Guess what’s coming up for auction in Dallas? This 1971 Chevrolet Camaro Z28 not only has the coolest flame job we’ve seen but is also a TV star from the golden era. The muscle car was built and featured on Season 3, Episode 13 of Overhaulin’.
S3 E13 aired way back in December 2005. Judges of the show selected “The Biggest Beater in America” and viewers submitted their ideas on how to improve the car. This is what came out, and the fact that Chip Foose personally worked on this car makes it valuable in our eyes.
This really was the dawn of automotive TV entertainment as we know it today. Ever famous shows started around that time: Wheeler Dealer (2003), Pimp My Ride (2004), Overhaulin’ (2004), American Hot Rod (2004), and even American Chopper (pilot in 2003).
Overhaulin’ may not have had the raw entertainment value or the reality TV fake drama. But it did produce high-quality vehicles, like this one. Chip Foose personally designed the flame job with hand-laid pinstriping. And his hands cut out the door handles and designed the interior. Did we mention the Foose wheels?
18 years ago, Foose was sitting on the floor of a workshop, putting down tape on the body of a Camaro because owner dave loved candy apple. Not only that, but Chris Jacobs, who was an Overhaulin’ host at the time is now a part of Mecum’s broadcast team.

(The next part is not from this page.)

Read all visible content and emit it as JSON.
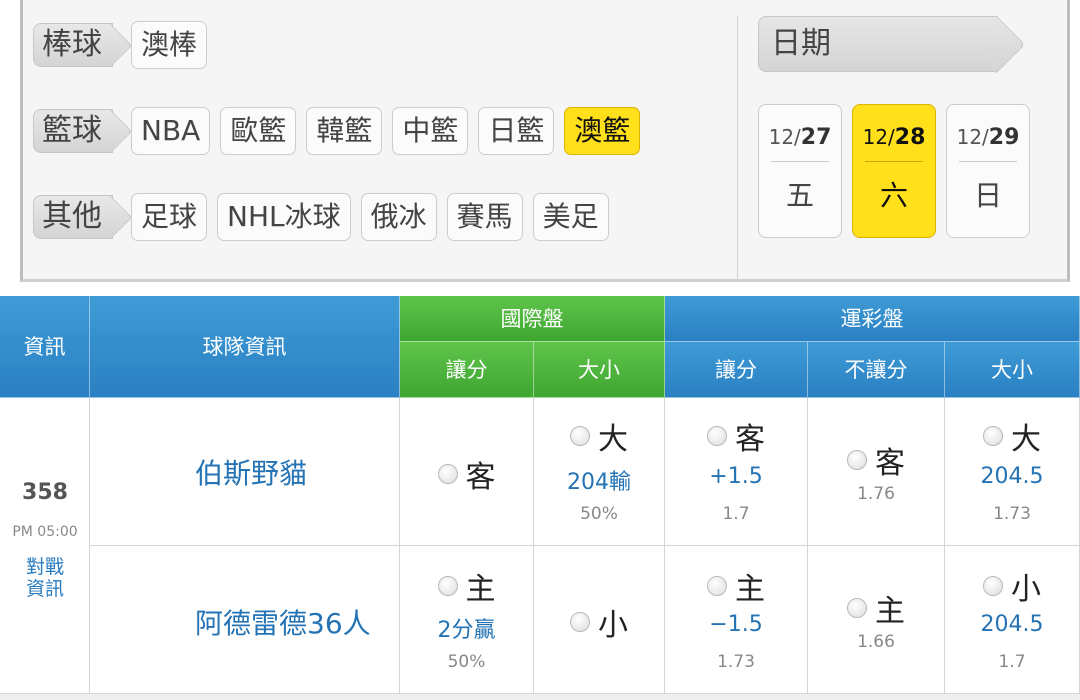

The fact that this car was modified by the master himself might have value to hardcore fans of the show. Sure, it might not have the same value at auction as Hemisfear, but we think a 1971 Camaro personally modified by Chip Foose in his golden years is valuable. And to find out if we’re right, make sure to check out Mecum’s upcoming Dallas 2023 auction.
Besides the exterior which screams “hot rod”, it’s also a decent performance build. Beneath the orange and blue flames lies a GM Performance 572 cubic-inch motor. Unless we’re mistaken, this is a newer crate motor, not the one that was in the car when Foose modified it 18 years ago.
The fire-breathing V8 makes around 600 horsepower and is hooked up to a Muncie M21 4-speed manual with a Hurst shifter, sending power to a Currie 9-inch rear end. It’s also got some other chassis upgrades like the Baer 4-wheel disc brakes and modified suspension with Hotchkis front and rear sway bars. You may also notice that it’s got a 1970 front-end conversion.